Some fun Theater
From the rec.arts.theatre newsgroup FAQ:
“Francis Hodge published an article about this in THEATRE SURVEY
in the late 1960’s. “Theater” is a result of Noah Webster’s efforts
in the 1830s to create an American language purified of English
spellings: that’s when we lost “colour” “centre” and a lot of other
words that Noah deemed to be too British for the new American
democracy. Since the American theatre/theater at the time was still
dominated by British actors and managers, along with American actors
and managers trying to suggest that theater/theatre was a high class
art, the practitioners rather stubbornly clung to the British
spelling. There have been a lot of attempts to differentiate usage
ever since, but whatever the market or editor or style sheet will
accept will work.”
(The artistic community seems to have gravitated toward labeling the venue a Theater, while the art form is considered to be Theatre.
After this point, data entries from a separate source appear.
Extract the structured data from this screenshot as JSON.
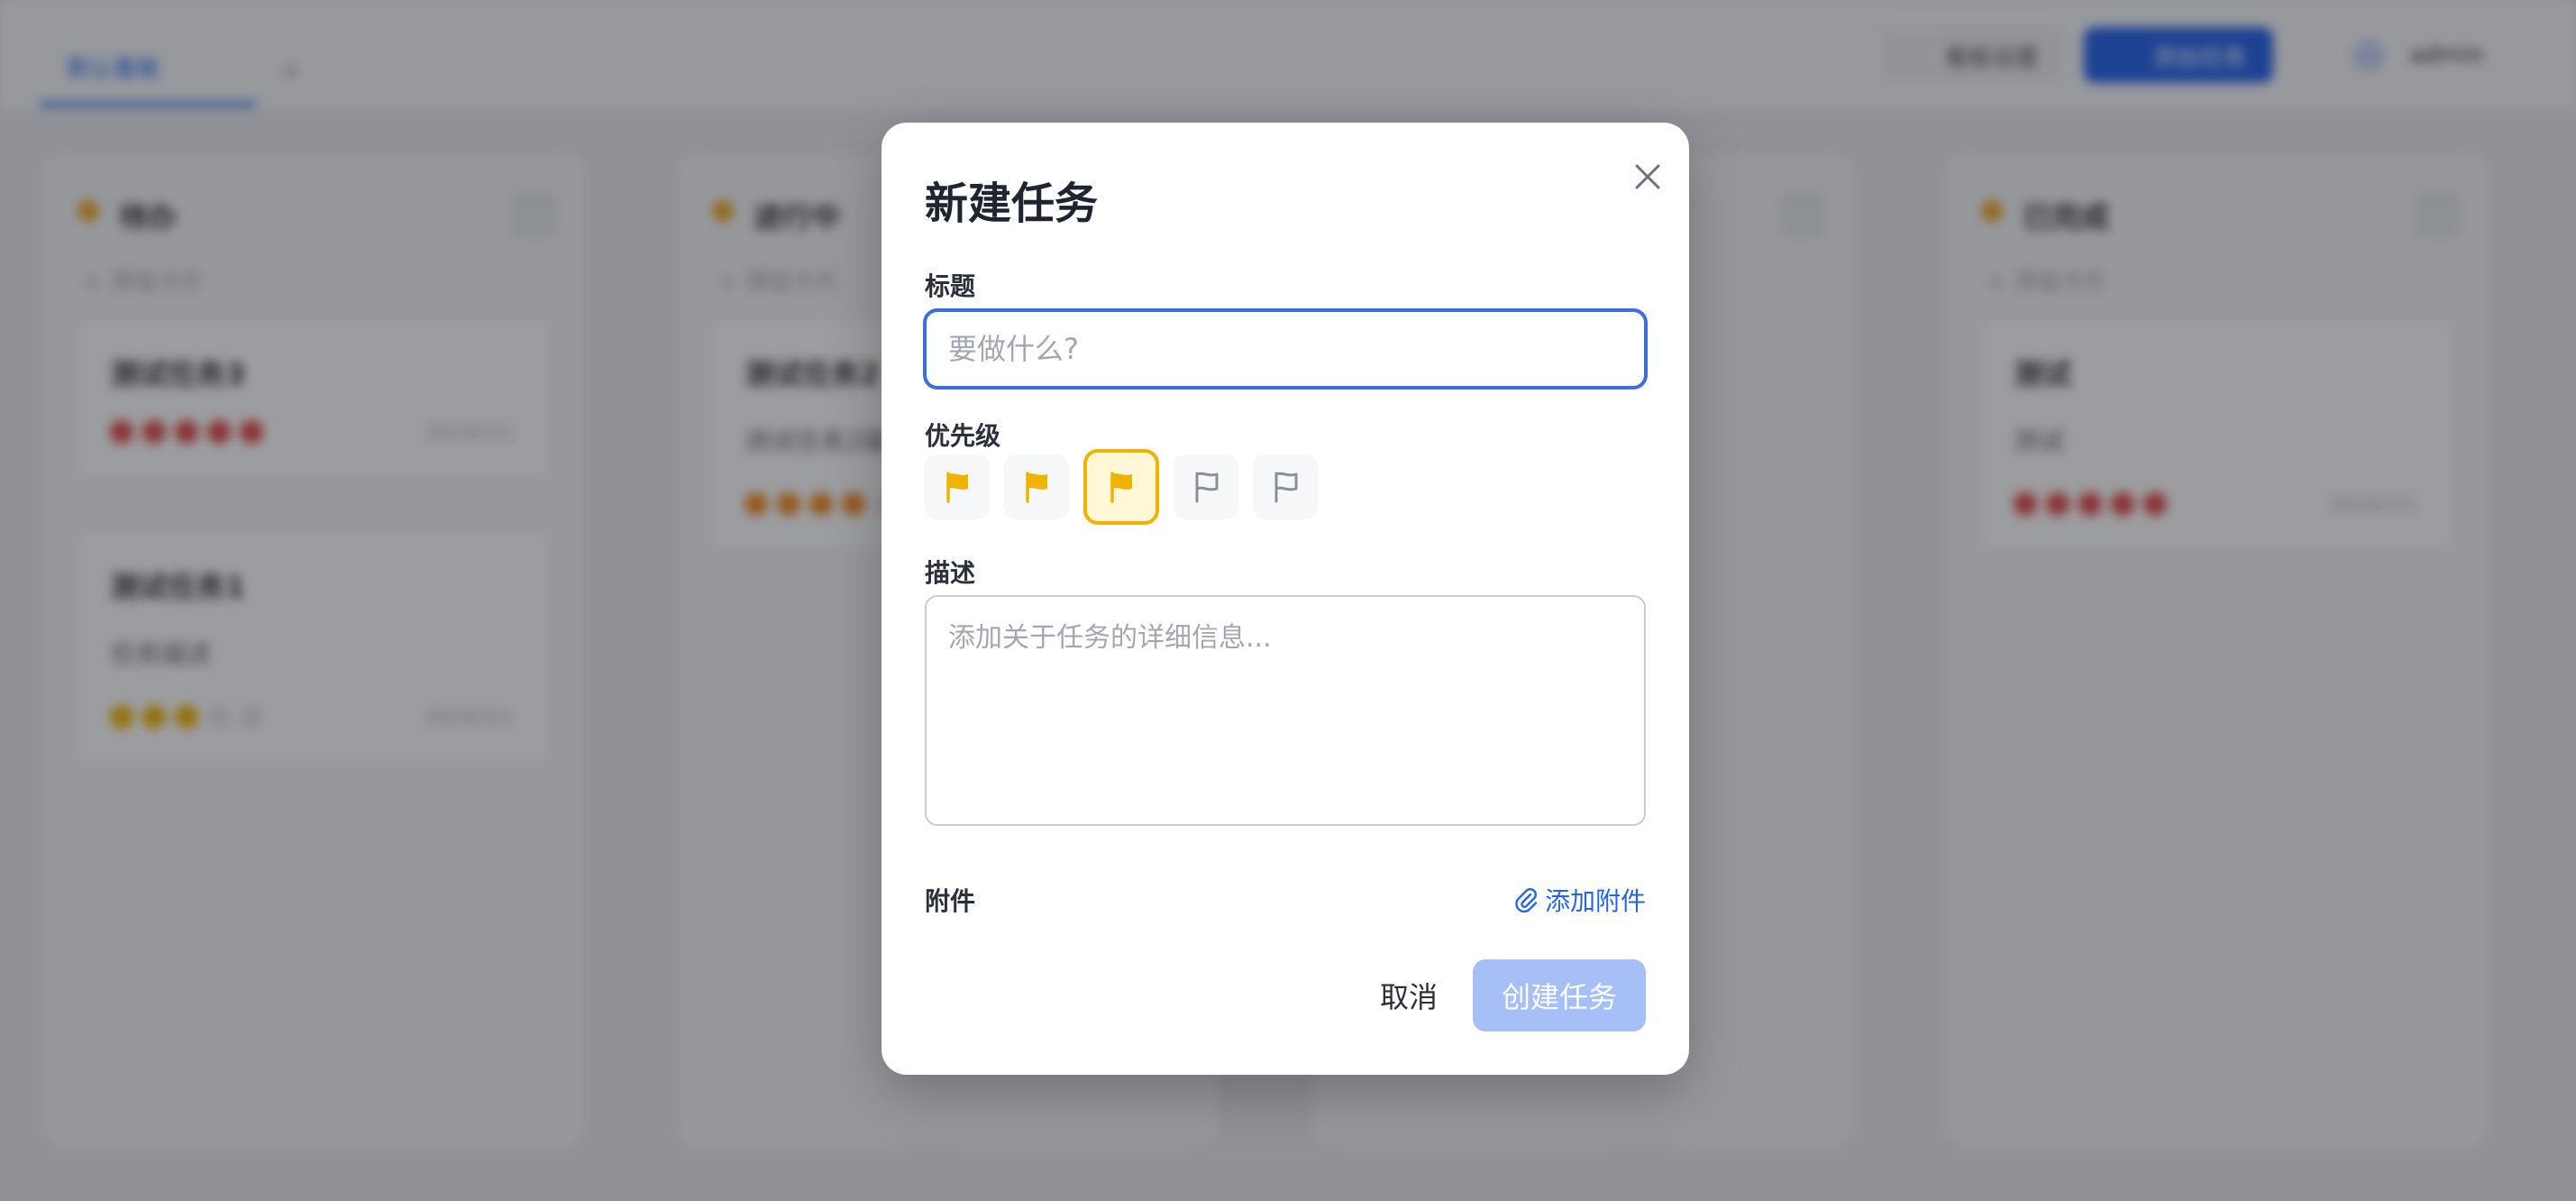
{
  "board": {
    "tab_label": "默认看板",
    "tab_add": "+",
    "manage_label": "看板设置",
    "add_task_label": "添加任务",
    "user_name": "admin",
    "add_card_label": "添加卡片",
    "columns": [
      {
        "title": "待办",
        "cards": [
          {
            "title": "测试任务3",
            "desc": "",
            "star_color": "#e04848",
            "date": "2024/2/1"
          },
          {
            "title": "测试任务1",
            "desc": "任务描述",
            "star_color": "#f0b400",
            "date": "2024/2/1"
          }
        ]
      },
      {
        "title": "进行中",
        "cards": [
          {
            "title": "测试任务2",
            "desc": "测试任务2描述",
            "star_color": "#f08a24",
            "date": ""
          }
        ]
      },
      {
        "title": "",
        "cards": []
      },
      {
        "title": "已完成",
        "cards": [
          {
            "title": "测试",
            "desc": "测试",
            "star_color": "#e04848",
            "date": "2024/2/1"
          }
        ]
      }
    ]
  },
  "modal": {
    "title": "新建任务",
    "title_label": "标题",
    "title_placeholder": "要做什么?",
    "priority_label": "优先级",
    "priorities": [
      {
        "level": 1,
        "icon": "flag-filled-icon",
        "selected": false
      },
      {
        "level": 2,
        "icon": "flag-filled-icon",
        "selected": false
      },
      {
        "level": 3,
        "icon": "flag-filled-icon",
        "selected": true
      },
      {
        "level": 4,
        "icon": "flag-outline-icon",
        "selected": false
      },
      {
        "level": 5,
        "icon": "flag-outline-icon",
        "selected": false
      }
    ],
    "description_label": "描述",
    "description_placeholder": "添加关于任务的详细信息...",
    "attachments_label": "附件",
    "add_attachment_label": "添加附件",
    "cancel_label": "取消",
    "create_label": "创建任务"
  },
  "colors": {
    "accent": "#2563eb",
    "flag": "#f0b400",
    "create_disabled": "#a6c0f7"
  }
}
Thus, the title of this page—Theatreer—which covers both)
In is down, down is front
Out is up, up is back
Off is out, on is in
And of course-
Left is right and right is left
A drop shouldn’t and a
Block and fall does neither
A prop doesn’t and
A cove has no water
Tripping is OK
A running crew rarely gets anywhere
A purchase line buys you nothing
A trap will not catch anything
The gridiron has nothing to do with football
Strike is work (In fact a lot of work)
And a Green Room, thank god, usually isn’t
Now that you’re fully versed in Theatrical terms,
break a leg!
. . . but not really.
Grasp the true nature of theatreer with selected excerpts from:
Eternity—The time that passes between a dropped cue and the next line.
Prop—A hand-carried object small enough to be lost by an actor 30 seconds before it is needed on stage.
Director—The individual who suffers from the delusion that he or she is responsible for every moment of brilliance cited by the critic in the local review.
Blocking—The art of moving actors on the stage in such a manner as not to collide with the walls, the furniture, the orchestra pit or each other. Similar to playing chess, except that the pawns want to argue with you.
Actors (as defined by a set designer)—People who stand between the audience and the set designer’s art, blocking the view. That’s also the origin of the word “blocking,” by the way.
Quality Theater—Any show with which you were directly involved.
Dress rehearsal—Rehearsal that becomes a whole new ball game as actors attempt to maneuver among the 49 objects that the set designer added at 7:30 that evening.
Set—An obstacle course which, throughout the rehearsal period, defies the laws of physics by growing smaller week by week while continuing to occupy the same amount of space.
Monologue—That shining moment when all eyes are focused on a single actor who is desparately aware that if he forgets a line, no one can save him.
Green Room—Room shared by nervous actors waiting to go on stage and the precocious children whose actor parents couldn’t get a babysitter that night, a situation which can result in justifiable homicide.
Lighting Director—Individual who, from the only vantage point offering a full view of the stage, gives the stage manager a heart attack by announcing a play-by-play of everything that’s going wrong.
Stage Crew—Group of individuals who spend their evenings coping with 50-minute stretches of total boredom interspersed with 30-second bursts of mindless panic.
Sharpen your tongue with barbs from the Barb – “Thou dankish rump-fed clotpole!”
Thinking of a career in theatreer? Study these pearls of wisdom excerpted from:
•Hold for all laughs—real, expected, or imagined! If you don’t get one, face front and repeat the line louder. Failing this, laugh at it yourself.
• Cultivate an attitude of hostility. Tension gets results—on stage and off.
• A good performance, like concrete, should be molded quickly and then forever set.
More Theater Humor: